Our understanding of the Bible and its contradictions isn’t a reason to throw it away. Instead, it reinforces an approach and acceptance of the fact that (In the words of Bible Scholar and priest Father John Dominic Crossan) “It is possible to take the Christian message seriously, without having to take it at all points literally.” The spirit after all, is still there, strong and holy. For all that the tradition has done to present our faith as one monolithic system of beliefs, the fact remains that from the very beginning there have been different ways to understand it. We, in the tradition of our forebears are well within our rights to demonstrate our doubt. Our doubts keep us honest. They excite and energize us. They allow us to find, in all the competing signs, the true light and spirit of the season.
One thing that the liberal church does well is to articulate what we do not believe. Much less frequently (and often with an overabundance of modifiers and conditions), we say what we do believe. This Christmas season gives us the opportunity to do both. For at the root of our faith is an idea, one that all of the Gospel writers can agree on: That God is in the world. Wherever and whatever else God may be, God is in the world and in us and between us.
Today we read responsively from a piece inspired by the Magnificat, when the gospel of Luke quotes Mary as saying,
“My soul magnifies the sovereign God
And my spirit rejoices in God my savior
For God has looked with favor

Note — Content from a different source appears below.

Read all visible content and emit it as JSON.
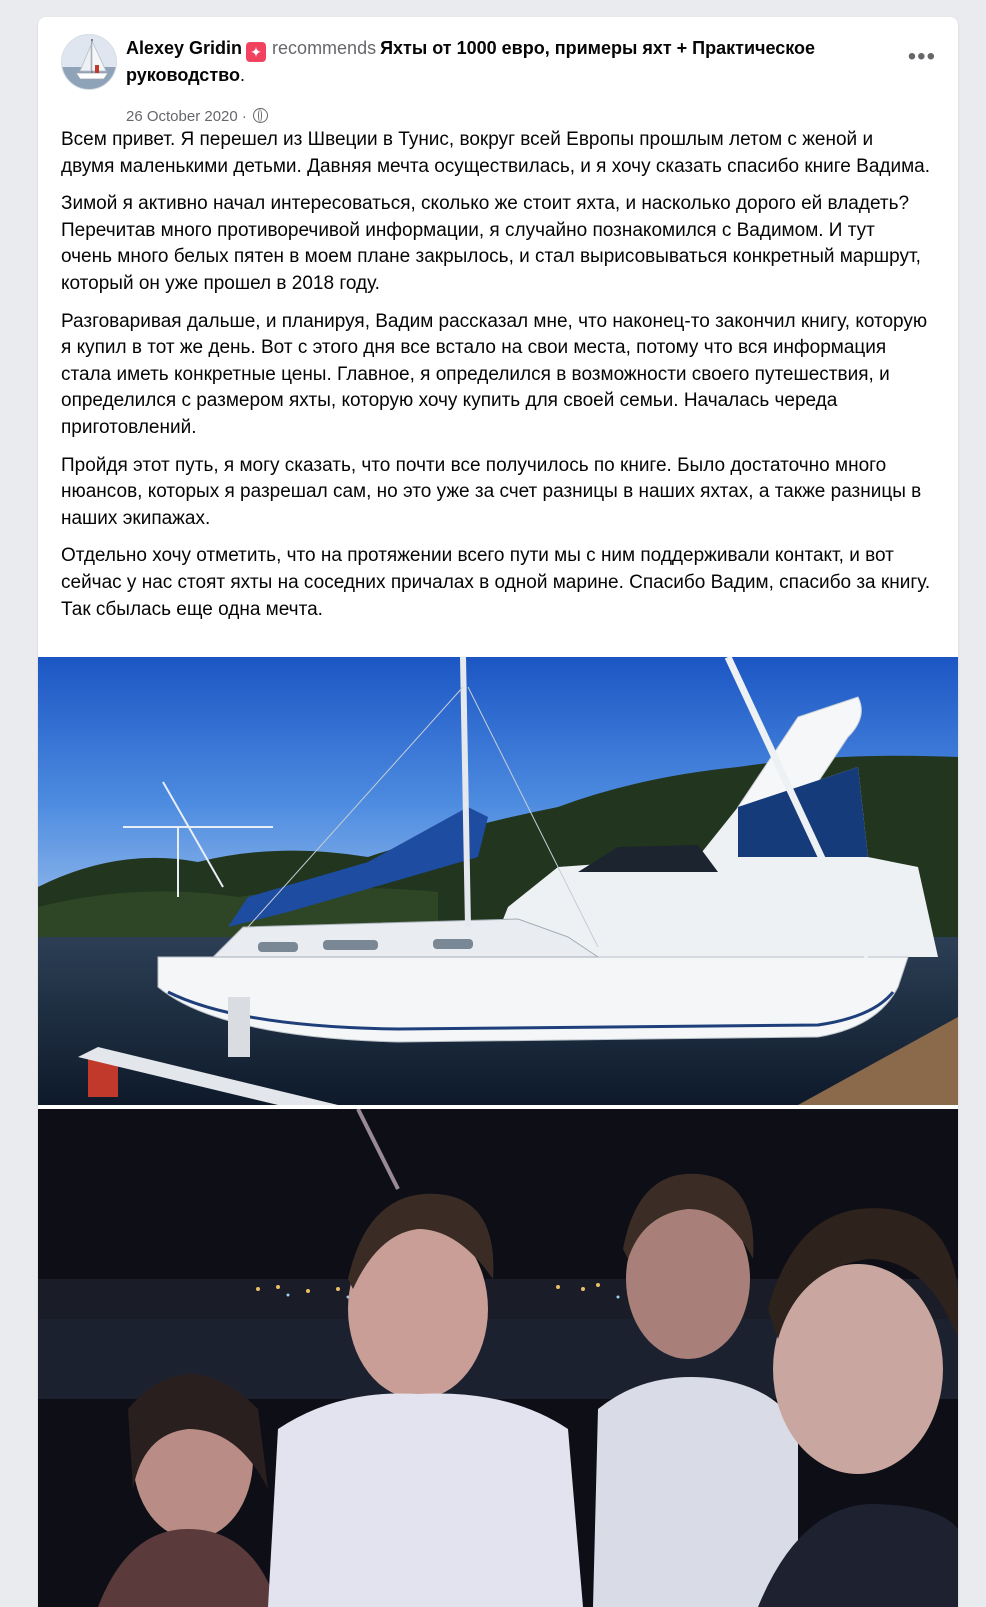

On the lowliness of this servant”
God is with us and in us. God is with and in all the lowly servants, just as it was for Mary and the Commonwealth of Heaven exists for us all--women and men of all races, all nations and creeds--in our joy as well as in our deepest suffering--no matter how painful, no matter how dark.
It is telling that the great Roman critic of the Christians, Celsus, objected to the idea of the virgin birth of Jesus, not because he thought such a thing impossible--the Emperor Augustus, for example was supposed to have been the son of the god Apollo--no, his objection was that such a thing would happen to the least of these. Not to an emperor but a carpenter. Not to a warrior but a rabbi.
The story of the birth of Jesus is a parable in some sense lived by us each year. It is lived by us in rituals and retelling and is meant not to widen the gulf between us and God, but to help us bridge it. To help us bridge the gap through the life of a man who did and said extraordinary things.
The great irony may be how isolated the holidays can make us feel, so let us all try to celebrate this universal message of peace and of love, to remember that God is with us all. Amen